The report made McGee see things in different ways. This is not something Connecticut people do well. If they did, someone might question why Greenwich has the luxury of four train stops. Or why we keep blaming Metro-North when Connecticut perpetually delays rail investments. Or why the trains don’t travel in a straighter line.
With four rail bridges past their century mark, the price tag on repairing the line is estimated at $5 billion.
As McGee talks about this, his hand gestures transform the empty table between us into an imaginary Lionel train set running from New York to Hartford. Like a kid trying to enhance his layout on a budget, McGee points to areas where curves in the line could be straightened to shave time.
Examining other rail systems also raised the possibility of charging a premium to ride an upgraded express from New Haven to New York.

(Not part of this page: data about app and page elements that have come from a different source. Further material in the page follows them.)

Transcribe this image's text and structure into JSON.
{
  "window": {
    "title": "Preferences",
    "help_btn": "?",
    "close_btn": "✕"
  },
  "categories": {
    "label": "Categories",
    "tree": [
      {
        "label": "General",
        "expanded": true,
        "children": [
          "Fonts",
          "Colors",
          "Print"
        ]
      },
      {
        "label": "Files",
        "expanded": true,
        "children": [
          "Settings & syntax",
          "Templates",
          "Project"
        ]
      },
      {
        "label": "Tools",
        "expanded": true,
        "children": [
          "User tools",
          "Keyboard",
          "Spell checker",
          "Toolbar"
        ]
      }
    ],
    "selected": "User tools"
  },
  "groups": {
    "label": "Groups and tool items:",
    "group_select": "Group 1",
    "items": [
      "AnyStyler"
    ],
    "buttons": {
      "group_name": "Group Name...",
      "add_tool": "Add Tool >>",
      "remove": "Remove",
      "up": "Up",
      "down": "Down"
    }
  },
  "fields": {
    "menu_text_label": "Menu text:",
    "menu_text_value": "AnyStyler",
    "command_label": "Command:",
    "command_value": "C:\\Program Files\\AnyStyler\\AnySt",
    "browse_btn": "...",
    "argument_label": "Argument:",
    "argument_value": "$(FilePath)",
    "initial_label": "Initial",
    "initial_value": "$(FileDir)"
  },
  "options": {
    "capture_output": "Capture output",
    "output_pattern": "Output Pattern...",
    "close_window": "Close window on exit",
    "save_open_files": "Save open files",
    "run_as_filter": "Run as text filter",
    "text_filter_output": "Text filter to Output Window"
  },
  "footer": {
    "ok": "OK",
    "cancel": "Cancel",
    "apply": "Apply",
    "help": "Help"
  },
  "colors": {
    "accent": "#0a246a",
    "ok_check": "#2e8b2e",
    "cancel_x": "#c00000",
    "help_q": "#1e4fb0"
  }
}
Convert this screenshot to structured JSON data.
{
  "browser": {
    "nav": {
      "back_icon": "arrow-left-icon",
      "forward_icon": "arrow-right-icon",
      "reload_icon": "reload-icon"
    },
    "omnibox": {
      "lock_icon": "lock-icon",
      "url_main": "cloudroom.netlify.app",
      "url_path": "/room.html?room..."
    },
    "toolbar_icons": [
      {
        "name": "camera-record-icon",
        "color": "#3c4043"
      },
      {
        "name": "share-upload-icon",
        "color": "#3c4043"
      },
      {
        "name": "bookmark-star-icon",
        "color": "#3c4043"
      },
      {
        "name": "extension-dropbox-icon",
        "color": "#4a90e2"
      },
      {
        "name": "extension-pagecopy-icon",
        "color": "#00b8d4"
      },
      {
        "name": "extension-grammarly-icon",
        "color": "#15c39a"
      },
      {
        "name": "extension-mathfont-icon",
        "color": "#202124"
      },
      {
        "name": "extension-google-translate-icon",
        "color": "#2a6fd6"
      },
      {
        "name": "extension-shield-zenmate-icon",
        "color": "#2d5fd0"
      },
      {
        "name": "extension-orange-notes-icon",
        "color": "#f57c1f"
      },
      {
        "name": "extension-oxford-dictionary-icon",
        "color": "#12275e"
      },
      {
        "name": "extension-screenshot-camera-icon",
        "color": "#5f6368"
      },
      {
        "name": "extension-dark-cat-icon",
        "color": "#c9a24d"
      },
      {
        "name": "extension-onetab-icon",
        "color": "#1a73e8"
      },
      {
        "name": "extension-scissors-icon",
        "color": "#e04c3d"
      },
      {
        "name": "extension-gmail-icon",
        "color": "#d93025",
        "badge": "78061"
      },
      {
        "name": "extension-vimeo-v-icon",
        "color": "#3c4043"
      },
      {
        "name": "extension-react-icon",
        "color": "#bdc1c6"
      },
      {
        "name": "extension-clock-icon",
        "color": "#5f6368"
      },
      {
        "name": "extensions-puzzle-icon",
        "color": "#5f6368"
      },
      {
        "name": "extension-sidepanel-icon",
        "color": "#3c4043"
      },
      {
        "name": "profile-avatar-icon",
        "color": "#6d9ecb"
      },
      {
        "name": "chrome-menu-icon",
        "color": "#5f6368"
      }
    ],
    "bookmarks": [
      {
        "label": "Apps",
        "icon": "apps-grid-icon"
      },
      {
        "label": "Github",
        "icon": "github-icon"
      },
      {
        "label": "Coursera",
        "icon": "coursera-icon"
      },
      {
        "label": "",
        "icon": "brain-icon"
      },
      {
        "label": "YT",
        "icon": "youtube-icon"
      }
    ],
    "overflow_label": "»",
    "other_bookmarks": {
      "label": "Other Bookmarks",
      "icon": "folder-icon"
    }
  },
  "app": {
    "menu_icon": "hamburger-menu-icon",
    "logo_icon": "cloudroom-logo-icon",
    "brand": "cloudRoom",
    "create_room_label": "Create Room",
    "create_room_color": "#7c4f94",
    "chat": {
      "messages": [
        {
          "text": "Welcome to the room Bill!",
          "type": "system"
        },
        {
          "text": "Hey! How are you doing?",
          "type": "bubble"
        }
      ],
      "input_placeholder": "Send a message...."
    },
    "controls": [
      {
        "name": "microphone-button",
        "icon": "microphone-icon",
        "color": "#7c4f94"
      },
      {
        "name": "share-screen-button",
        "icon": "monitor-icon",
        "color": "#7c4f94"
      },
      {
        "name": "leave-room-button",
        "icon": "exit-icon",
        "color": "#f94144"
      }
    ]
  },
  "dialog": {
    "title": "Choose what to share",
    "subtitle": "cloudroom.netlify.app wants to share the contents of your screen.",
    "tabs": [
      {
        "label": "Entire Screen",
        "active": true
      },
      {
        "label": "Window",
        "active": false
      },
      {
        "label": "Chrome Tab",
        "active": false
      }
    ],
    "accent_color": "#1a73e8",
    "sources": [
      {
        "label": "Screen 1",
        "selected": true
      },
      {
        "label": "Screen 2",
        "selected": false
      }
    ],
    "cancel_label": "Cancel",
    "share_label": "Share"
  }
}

“T.Y. Lin takes a look at what the future could look like,” McGee says. “It’s not Pollyanaish, but it challenges conventional thinking.”
He taps the wood table in One Landmark Square. “This was the center of Stamford. Now it’s the train station. ... the same can happen in New Haven and Bridgeport.”
To build a new Connecticut economy, cities must embrace rail, McGee opines. Doing that means collecting a lot of dimes at toll booths.
Greenwich’s Representative Town Meeting will consider a resolution against tolls April 8. McGee starts to characterize concerns over traffic flooding local roads as “cartoonish,” then pumps the brakes.
“Pulling off the highway to go through local roads is a real issue that has to be addressed. But the way (the argument is) being constructed is cartoonish.”
His characteristic diplomacy erodes a little more when he contemplates Republican opposition to tolls: “It’s so un-Republican I can’t believe it. The Republican party I joined several years ago has disappeared.”
He taps the brakes again and smiles. “I’m ranting here.”
Having been on both sides of the toll argument, McGee anticipates more traffic ahead.
“No one wants tolls. Who wants tolls? Kids don’t want to eat their spinach either.”
Maybe they should put that on a pin.
John Breunig is editorial page editor. firstname.lastname@example.org; twitter.com/johnbreunig